A special interest attaches to her who responded in praise to God for the pledge she saw of the near redemption. A kind of mystery seems to invest this Anna. A widow, whose early desolateness had been followed by a long life of solitary mourning: one of those in whose home the tribal genealogy had been preserved. We infer from this, and from the fact that it was that of a tribe which had not returned to Palestine, that hers was a family of some distinction. Curiously enough, the tribe of Asher alone is celebrated in tradition for the beauty of its women, and their fitness to be wedded to High-Priest or King.
These many years had Anna spent in the Sanctuary, and spent in fasting and prayer –yet not of that self-righteous, self-satisfied kind which was of the essence of popular religion. Nor yet were the ‘fasting and prayer’ the all-in-all of religion, that some thought to be sufficient in themselves, and sufficient also before God. The seemingly hopeless exile of her own tribe, the political state of Judaea, the condition –social, moral, and religious –of her own Jerusalem, all kindled in her, as in those who were like-minded, deep, earnest longing for the time of promised ‘redemption.’
No place was so suited to such a one as the Temple, with its services; no occupation so befitting as ‘fasting and prayer.’ And there were others, perhaps many such, in Jerusalem. Though rabbinic tradition ignored them, they were the salt which preserved the mass from festering corruption.
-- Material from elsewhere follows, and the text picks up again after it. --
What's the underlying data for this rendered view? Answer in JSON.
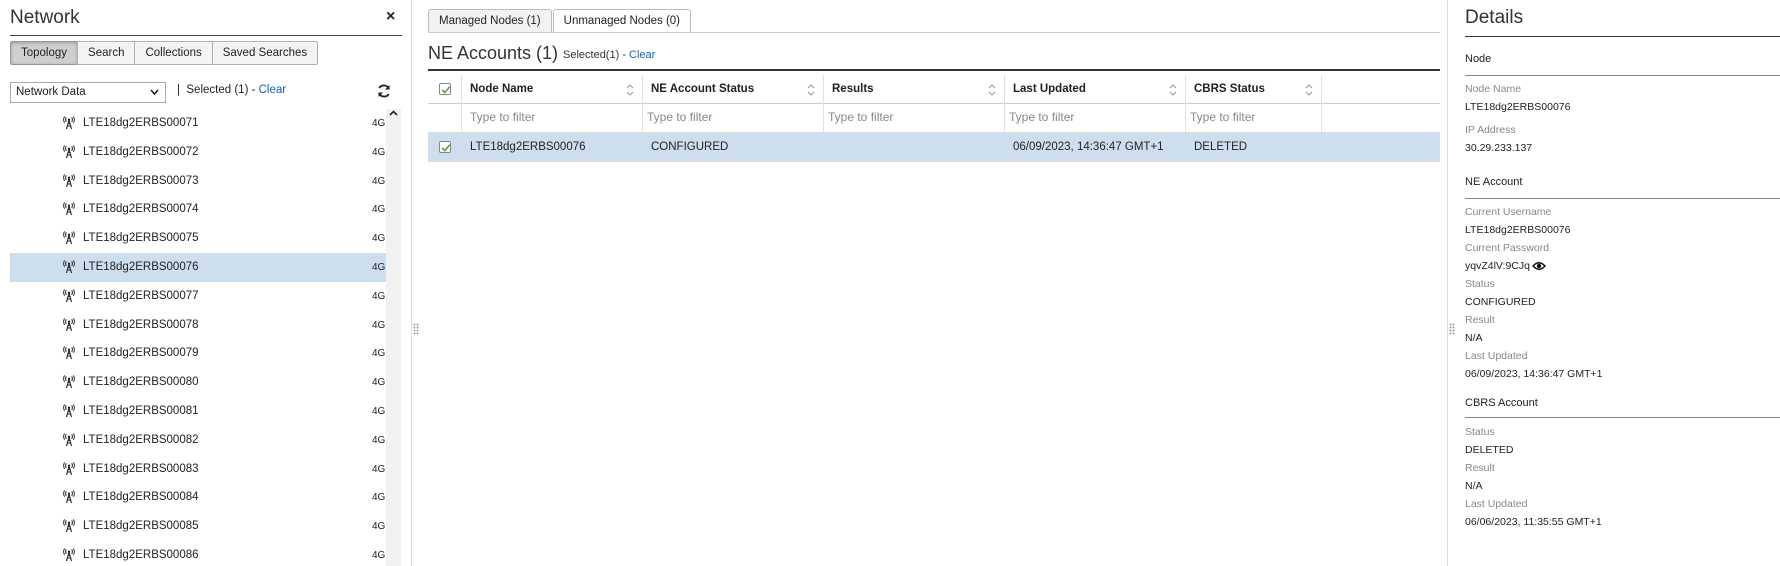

To her, as the representative of such, was it granted as prophetess to recognize Him, whose Advent had been the burden of Simeon’s praise.